It also depends on whether there is a real capital gains tax cut. Right now, I use my IRA for riskier, short-term, stock-picking plays and my regular individual account for broader-market, longer-term plays, in order to minimize capital gains liability. In a stall market of the kind I am predicting, it is best not to make too many trades, since the taxes can wipe out what little gains you make, which is another reason to stay put rather than shift things around. If the capital gains tax is minimized, or if you fall into a lower bracket, or if the difference between short-term and long-term capital gains taxes disappear, there is more permission to shift things around.

 

Conclusion

When Trump was first elected, it was reasonable to believe that he was going to be able to enact every one of his agenda. It was also feasible to believe that he could pull a Schwarznegger, and become a bipartisan consensus builder. It was plausible to believe that he was personally inspiring the market, and would be able to inspire the economy, just by being a Reagan-esque, Obama-esque inspiration.

All of these dreams are dead now. It is clear that Trump is someone everyone has to work around, rather than a leader that can forge a future. It may not have been a future we leftists liked, but it could have been a good future at least for the American economy. Now, whatever future there could be is in the hands of Republican congressional leaders; unfortunately, they aspire a lot, but are also far from inspiring.

So, I am hereby calling for an investment strategy centering around the same-old, same-old. If you are a buy-and-hold broad-market die-hard, that should be fine in the long run. If you are a stock picker or a hedger, or a contrarian, you can breathe a sigh of relief. It will be back to a boring old stable market, give or take a minor recession or two in the next four years.
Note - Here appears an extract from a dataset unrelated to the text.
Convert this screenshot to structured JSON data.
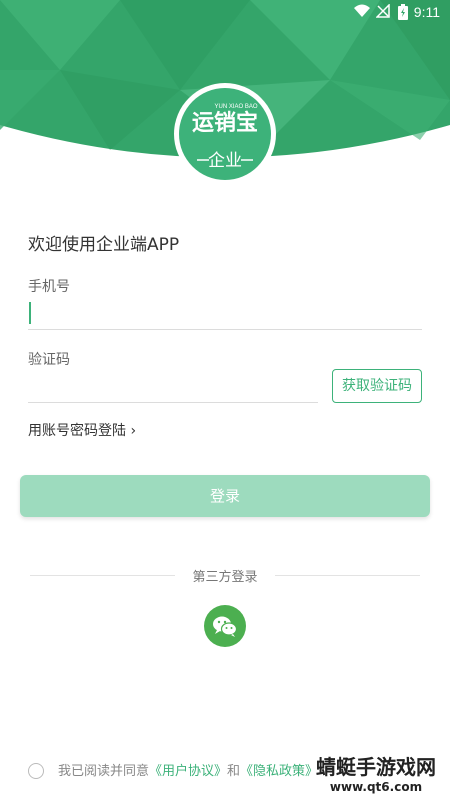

The economy will chug along despite Trump.

Well, there is the geopolitical crap…

I will see you in May, 2018.